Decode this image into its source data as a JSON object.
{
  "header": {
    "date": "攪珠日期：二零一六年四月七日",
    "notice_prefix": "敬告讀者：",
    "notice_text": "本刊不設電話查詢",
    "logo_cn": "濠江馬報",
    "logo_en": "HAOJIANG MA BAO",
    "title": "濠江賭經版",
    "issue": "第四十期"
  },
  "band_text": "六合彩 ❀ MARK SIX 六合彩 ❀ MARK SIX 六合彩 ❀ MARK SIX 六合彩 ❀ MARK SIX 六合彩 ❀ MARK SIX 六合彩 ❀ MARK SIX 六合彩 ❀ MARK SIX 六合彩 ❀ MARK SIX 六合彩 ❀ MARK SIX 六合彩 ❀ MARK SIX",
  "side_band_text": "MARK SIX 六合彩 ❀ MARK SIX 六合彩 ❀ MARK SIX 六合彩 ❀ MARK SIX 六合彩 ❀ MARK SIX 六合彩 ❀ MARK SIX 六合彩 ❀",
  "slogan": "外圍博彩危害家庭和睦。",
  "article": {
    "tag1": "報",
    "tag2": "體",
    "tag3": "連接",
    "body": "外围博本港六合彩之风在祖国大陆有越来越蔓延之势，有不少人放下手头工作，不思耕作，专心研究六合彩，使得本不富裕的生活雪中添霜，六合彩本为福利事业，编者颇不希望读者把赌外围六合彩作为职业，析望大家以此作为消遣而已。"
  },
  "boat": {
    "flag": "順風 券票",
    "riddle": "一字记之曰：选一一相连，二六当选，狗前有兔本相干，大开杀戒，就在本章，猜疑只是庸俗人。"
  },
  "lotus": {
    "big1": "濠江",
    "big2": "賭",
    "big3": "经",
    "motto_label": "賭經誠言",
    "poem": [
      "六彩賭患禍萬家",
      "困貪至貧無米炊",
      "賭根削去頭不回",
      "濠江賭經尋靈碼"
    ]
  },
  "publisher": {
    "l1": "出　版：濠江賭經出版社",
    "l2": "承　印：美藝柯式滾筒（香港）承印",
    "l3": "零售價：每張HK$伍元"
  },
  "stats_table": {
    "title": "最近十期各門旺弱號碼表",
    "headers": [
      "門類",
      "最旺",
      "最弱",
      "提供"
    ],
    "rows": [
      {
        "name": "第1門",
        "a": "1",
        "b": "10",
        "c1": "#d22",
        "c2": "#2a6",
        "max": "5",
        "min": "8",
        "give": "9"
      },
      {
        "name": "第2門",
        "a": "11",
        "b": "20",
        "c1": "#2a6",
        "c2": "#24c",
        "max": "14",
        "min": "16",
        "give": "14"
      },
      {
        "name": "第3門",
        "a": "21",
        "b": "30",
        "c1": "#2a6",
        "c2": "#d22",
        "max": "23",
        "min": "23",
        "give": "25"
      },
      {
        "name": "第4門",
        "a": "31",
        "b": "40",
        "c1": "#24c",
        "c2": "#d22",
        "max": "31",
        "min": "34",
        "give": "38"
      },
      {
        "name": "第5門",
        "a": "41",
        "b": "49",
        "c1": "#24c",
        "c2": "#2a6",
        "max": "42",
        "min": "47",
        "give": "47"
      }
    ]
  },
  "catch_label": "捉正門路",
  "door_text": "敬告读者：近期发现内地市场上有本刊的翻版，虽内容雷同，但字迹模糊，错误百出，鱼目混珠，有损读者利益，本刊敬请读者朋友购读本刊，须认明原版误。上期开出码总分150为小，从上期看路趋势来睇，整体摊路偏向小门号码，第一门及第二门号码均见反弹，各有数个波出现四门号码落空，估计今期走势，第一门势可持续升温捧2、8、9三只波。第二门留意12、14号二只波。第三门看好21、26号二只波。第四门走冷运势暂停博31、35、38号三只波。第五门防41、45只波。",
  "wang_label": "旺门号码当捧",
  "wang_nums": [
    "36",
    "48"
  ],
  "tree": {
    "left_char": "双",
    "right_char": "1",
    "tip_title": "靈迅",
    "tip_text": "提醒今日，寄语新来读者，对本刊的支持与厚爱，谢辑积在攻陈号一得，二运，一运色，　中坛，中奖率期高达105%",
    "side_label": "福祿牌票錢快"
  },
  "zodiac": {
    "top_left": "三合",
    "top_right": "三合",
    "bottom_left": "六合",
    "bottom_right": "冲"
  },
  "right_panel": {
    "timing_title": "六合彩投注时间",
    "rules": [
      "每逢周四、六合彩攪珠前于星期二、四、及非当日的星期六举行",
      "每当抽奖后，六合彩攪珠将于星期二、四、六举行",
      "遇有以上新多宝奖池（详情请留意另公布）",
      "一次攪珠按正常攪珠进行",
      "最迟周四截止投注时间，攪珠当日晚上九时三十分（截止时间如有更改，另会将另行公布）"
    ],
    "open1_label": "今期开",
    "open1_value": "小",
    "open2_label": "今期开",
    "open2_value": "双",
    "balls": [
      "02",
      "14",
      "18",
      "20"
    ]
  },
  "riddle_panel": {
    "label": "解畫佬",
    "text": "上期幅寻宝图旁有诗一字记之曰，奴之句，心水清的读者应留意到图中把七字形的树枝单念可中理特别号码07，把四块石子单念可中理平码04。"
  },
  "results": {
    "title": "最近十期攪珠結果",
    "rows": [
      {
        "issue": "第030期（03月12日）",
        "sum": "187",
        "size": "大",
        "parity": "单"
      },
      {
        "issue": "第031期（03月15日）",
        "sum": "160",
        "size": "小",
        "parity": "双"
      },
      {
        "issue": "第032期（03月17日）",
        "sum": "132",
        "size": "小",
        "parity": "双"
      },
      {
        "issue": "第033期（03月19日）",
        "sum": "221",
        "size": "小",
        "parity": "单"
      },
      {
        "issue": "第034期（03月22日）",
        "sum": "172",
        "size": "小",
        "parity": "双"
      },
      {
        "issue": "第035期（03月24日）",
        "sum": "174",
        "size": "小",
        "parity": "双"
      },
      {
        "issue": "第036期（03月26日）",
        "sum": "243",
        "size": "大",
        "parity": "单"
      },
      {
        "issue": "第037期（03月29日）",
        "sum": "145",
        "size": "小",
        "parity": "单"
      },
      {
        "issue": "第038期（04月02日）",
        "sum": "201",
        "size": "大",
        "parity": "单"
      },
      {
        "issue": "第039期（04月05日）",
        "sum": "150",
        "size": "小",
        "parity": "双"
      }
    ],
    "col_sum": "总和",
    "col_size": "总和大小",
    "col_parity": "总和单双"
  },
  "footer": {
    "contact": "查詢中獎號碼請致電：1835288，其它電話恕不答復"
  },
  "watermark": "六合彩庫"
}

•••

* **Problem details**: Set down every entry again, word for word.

* **Result below**:
Decode this image into its source data as a JSON object.
{
  "header": {
    "date": "攪珠日期：二零一六年四月七日",
    "notice_prefix": "敬告讀者：",
    "notice_text": "本刊不設電話查詢",
    "logo_cn": "濠江馬報",
    "logo_en": "HAOJIANG MA BAO",
    "title": "濠江賭經版",
    "issue": "第四十期"
  },
  "band_text": "六合彩 ❀ MARK SIX 六合彩 ❀ MARK SIX 六合彩 ❀ MARK SIX 六合彩 ❀ MARK SIX 六合彩 ❀ MARK SIX 六合彩 ❀ MARK SIX 六合彩 ❀ MARK SIX 六合彩 ❀ MARK SIX 六合彩 ❀ MARK SIX 六合彩 ❀ MARK SIX",
  "side_band_text": "MARK SIX 六合彩 ❀ MARK SIX 六合彩 ❀ MARK SIX 六合彩 ❀ MARK SIX 六合彩 ❀ MARK SIX 六合彩 ❀ MARK SIX 六合彩 ❀",
  "slogan": "外圍博彩危害家庭和睦。",
  "article": {
    "tag1": "報",
    "tag2": "體",
    "tag3": "連接",
    "body": "外围博本港六合彩之风在祖国大陆有越来越蔓延之势，有不少人放下手头工作，不思耕作，专心研究六合彩，使得本不富裕的生活雪中添霜，六合彩本为福利事业，编者颇不希望读者把赌外围六合彩作为职业，析望大家以此作为消遣而已。"
  },
  "boat": {
    "flag": "順風 券票",
    "riddle": "一字记之曰：选一一相连，二六当选，狗前有兔本相干，大开杀戒，就在本章，猜疑只是庸俗人。"
  },
  "lotus": {
    "big1": "濠江",
    "big2": "賭",
    "big3": "经",
    "motto_label": "賭經誠言",
    "poem": [
      "六彩賭患禍萬家",
      "困貪至貧無米炊",
      "賭根削去頭不回",
      "濠江賭經尋靈碼"
    ]
  },
  "publisher": {
    "l1": "出　版：濠江賭經出版社",
    "l2": "承　印：美藝柯式滾筒（香港）承印",
    "l3": "零售價：每張HK$伍元"
  },
  "stats_table": {
    "title": "最近十期各門旺弱號碼表",
    "headers": [
      "門類",
      "最旺",
      "最弱",
      "提供"
    ],
    "rows": [
      {
        "name": "第1門",
        "a": "1",
        "b": "10",
        "c1": "#d22",
        "c2": "#2a6",
        "max": "5",
        "min": "8",
        "give": "9"
      },
      {
        "name": "第2門",
        "a": "11",
        "b": "20",
        "c1": "#2a6",
        "c2": "#24c",
        "max": "14",
        "min": "16",
        "give": "14"
      },
      {
        "name": "第3門",
        "a": "21",
        "b": "30",
        "c1": "#2a6",
        "c2": "#d22",
        "max": "23",
        "min": "23",
        "give": "25"
      },
      {
        "name": "第4門",
        "a": "31",
        "b": "40",
        "c1": "#24c",
        "c2": "#d22",
        "max": "31",
        "min": "34",
        "give": "38"
      },
      {
        "name": "第5門",
        "a": "41",
        "b": "49",
        "c1": "#24c",
        "c2": "#2a6",
        "max": "42",
        "min": "47",
        "give": "47"
      }
    ]
  },
  "catch_label": "捉正門路",
  "door_text": "敬告读者：近期发现内地市场上有本刊的翻版，虽内容雷同，但字迹模糊，错误百出，鱼目混珠，有损读者利益，本刊敬请读者朋友购读本刊，须认明原版误。上期开出码总分150为小，从上期看路趋势来睇，整体摊路偏向小门号码，第一门及第二门号码均见反弹，各有数个波出现四门号码落空，估计今期走势，第一门势可持续升温捧2、8、9三只波。第二门留意12、14号二只波。第三门看好21、26号二只波。第四门走冷运势暂停博31、35、38号三只波。第五门防41、45只波。",
  "wang_label": "旺门号码当捧",
  "wang_nums": [
    "36",
    "48"
  ],
  "tree": {
    "left_char": "双",
    "right_char": "1",
    "tip_title": "靈迅",
    "tip_text": "提醒今日，寄语新来读者，对本刊的支持与厚爱，谢辑积在攻陈号一得，二运，一运色，　中坛，中奖率期高达105%",
    "side_label": "福祿牌票錢快"
  },
  "zodiac": {
    "top_left": "三合",
    "top_right": "三合",
    "bottom_left": "六合",
    "bottom_right": "冲"
  },
  "right_panel": {
    "timing_title": "六合彩投注时间",
    "rules": [
      "每逢周四、六合彩攪珠前于星期二、四、及非当日的星期六举行",
      "每当抽奖后，六合彩攪珠将于星期二、四、六举行",
      "遇有以上新多宝奖池（详情请留意另公布）",
      "一次攪珠按正常攪珠进行",
      "最迟周四截止投注时间，攪珠当日晚上九时三十分（截止时间如有更改，另会将另行公布）"
    ],
    "open1_label": "今期开",
    "open1_value": "小",
    "open2_label": "今期开",
    "open2_value": "双",
    "balls": [
      "02",
      "14",
      "18",
      "20"
    ]
  },
  "riddle_panel": {
    "label": "解畫佬",
    "text": "上期幅寻宝图旁有诗一字记之曰，奴之句，心水清的读者应留意到图中把七字形的树枝单念可中理特别号码07，把四块石子单念可中理平码04。"
  },
  "results": {
    "title": "最近十期攪珠結果",
    "rows": [
      {
        "issue": "第030期（03月12日）",
        "sum": "187",
        "size": "大",
        "parity": "单"
      },
      {
        "issue": "第031期（03月15日）",
        "sum": "160",
        "size": "小",
        "parity": "双"
      },
      {
        "issue": "第032期（03月17日）",
        "sum": "132",
        "size": "小",
        "parity": "双"
      },
      {
        "issue": "第033期（03月19日）",
        "sum": "221",
        "size": "小",
        "parity": "单"
      },
      {
        "issue": "第034期（03月22日）",
        "sum": "172",
        "size": "小",
        "parity": "双"
      },
      {
        "issue": "第035期（03月24日）",
        "sum": "174",
        "size": "小",
        "parity": "双"
      },
      {
        "issue": "第036期（03月26日）",
        "sum": "243",
        "size": "大",
        "parity": "单"
      },
      {
        "issue": "第037期（03月29日）",
        "sum": "145",
        "size": "小",
        "parity": "单"
      },
      {
        "issue": "第038期（04月02日）",
        "sum": "201",
        "size": "大",
        "parity": "单"
      },
      {
        "issue": "第039期（04月05日）",
        "sum": "150",
        "size": "小",
        "parity": "双"
      }
    ],
    "col_sum": "总和",
    "col_size": "总和大小",
    "col_parity": "总和单双"
  },
  "footer": {
    "contact": "查詢中獎號碼請致電：1835288，其它電話恕不答復"
  },
  "watermark": "六合彩庫"
}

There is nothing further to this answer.